sented at such sale, to see that the property be not sacrificed, as they are the especial beneficiaries in the product of the sale. No provision of the bankrupt act even squints at an allowance against the estate for such service. The $25 deposit fee paid to the clerk by these attorneys is a proper allowance, and should be refunded to the attorneys. While the court personally would be pleased to exercise a spirit of large liberality both towards the attorneys and its officers assisting in the administration of bankrupt estates, it must be understood that the court is impressed with a sense of the obligation imposed upon it by the bankrupt act to so administer it as to preserve both the letter and the spirit of the statute, and produce the best results in behalf of creditors. Any other course taken by the eourts in administering this statute will inevitably, as it has done in the past, invite additional legislation by congress still further reducing the fees both of attorneys and of the officers of the court.
KENNEDY et al. v. UNITED STATES. (Circuit Court of Appeals, Second Oircuit. No. 103.
1. OUSTOMS DUTIES-ACTIOK FOR DRAWBACKS-PARTIEP.
May 25, 1800.)
Rev. St. § 3477, relating. to assignments of claims against the United States, affects only perfected claims, and does not apply to a claim for drawbacks on re-exported goods, made in the name of one to whom the outward bill of lading is indorsed with authority to act for custom-house purposes, since the regulations of the treasury department provide that the person producing the bill of lading so indorsed shall be deemed the exporter for the purpose of making entry, and receiving the drawback or refund. " No right of drawback arises under Rev. St. § 3019, when bags made of imported materials are leased to steamers for foreign voyages with the understanding that they are to be brought back again to ,the United States.
2. SAME-RIGJIT TO DRAWBACK.
In Error to the Circuit Court of the United States for the Southern District of New York.
The plaintiffs in error brought their petition in the circuit court for the Southern district of New York against the United States under the act of March 3, 1887(24 Stat. 505), to recover the amount of drawback claimed to be due by virtue of section 3019 of the Revised Statutes upon exported bags wholly manufactured in this country from imported jute upon which material duties had been paid.
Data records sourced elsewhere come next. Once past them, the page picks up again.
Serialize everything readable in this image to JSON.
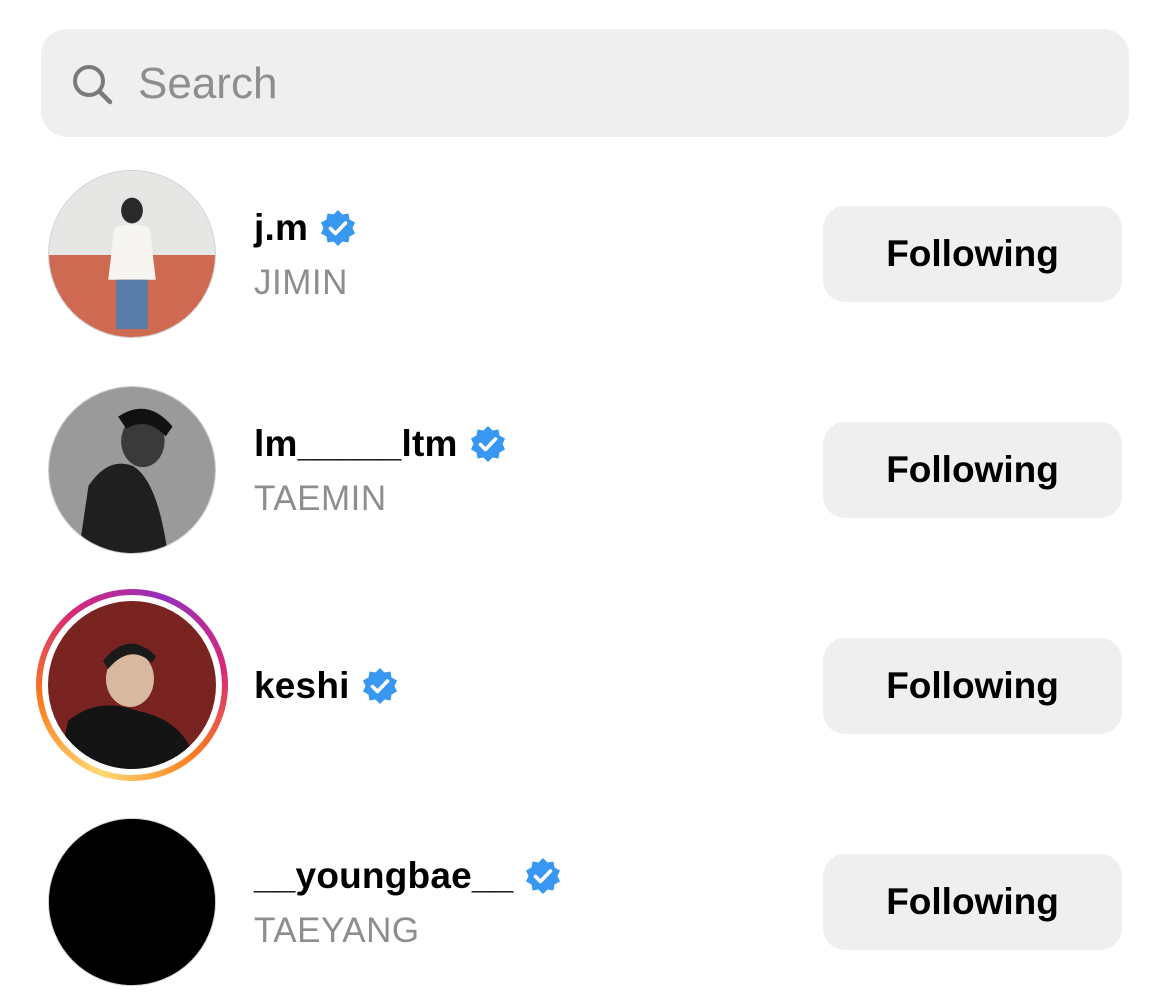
{
  "search": {
    "placeholder": "Search",
    "icon": "search-icon"
  },
  "accounts": [
    {
      "username": "j.m",
      "name": "JIMIN",
      "verified": true,
      "button": "Following"
    },
    {
      "username": "lm_____ltm",
      "name": "TAEMIN",
      "verified": true,
      "button": "Following"
    },
    {
      "username": "keshi",
      "name": "",
      "verified": true,
      "button": "Following",
      "story_ring": true
    },
    {
      "username": "__youngbae__",
      "name": "TAEYANG",
      "verified": true,
      "button": "Following"
    }
  ],
  "colors": {
    "verified": "#3897f0",
    "secondary_text": "#8e8e8e",
    "button_bg": "#efefef"
  }
}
It was conceded that the cause of action was confined to shipments of bags made within six years prior to the date of the commencement of the suit. Section 3(119 is as follows: ''There shall be allowed on all articles wholly manufactured of materials imported, on which duties have been paid when exported, a drawback equal in amount to the duty paid on such materials, and no more, to be ascertained under such regulations as shall be prescribed by the secretary of the treasury. Ten per centum on the amount of all drawbacks so allowed shall, however, be retained for the use of the United States by the collectors paying such drawbacks respectively." The facts were found by the circuit court as follows: "First. That this action was brought on the 27th day of September, 1894, by the petitioners, Joseph S. Kennedy and 'William R. Moon, to recover certain drawbacks alleged to be due to the said petitioners from the defendant upon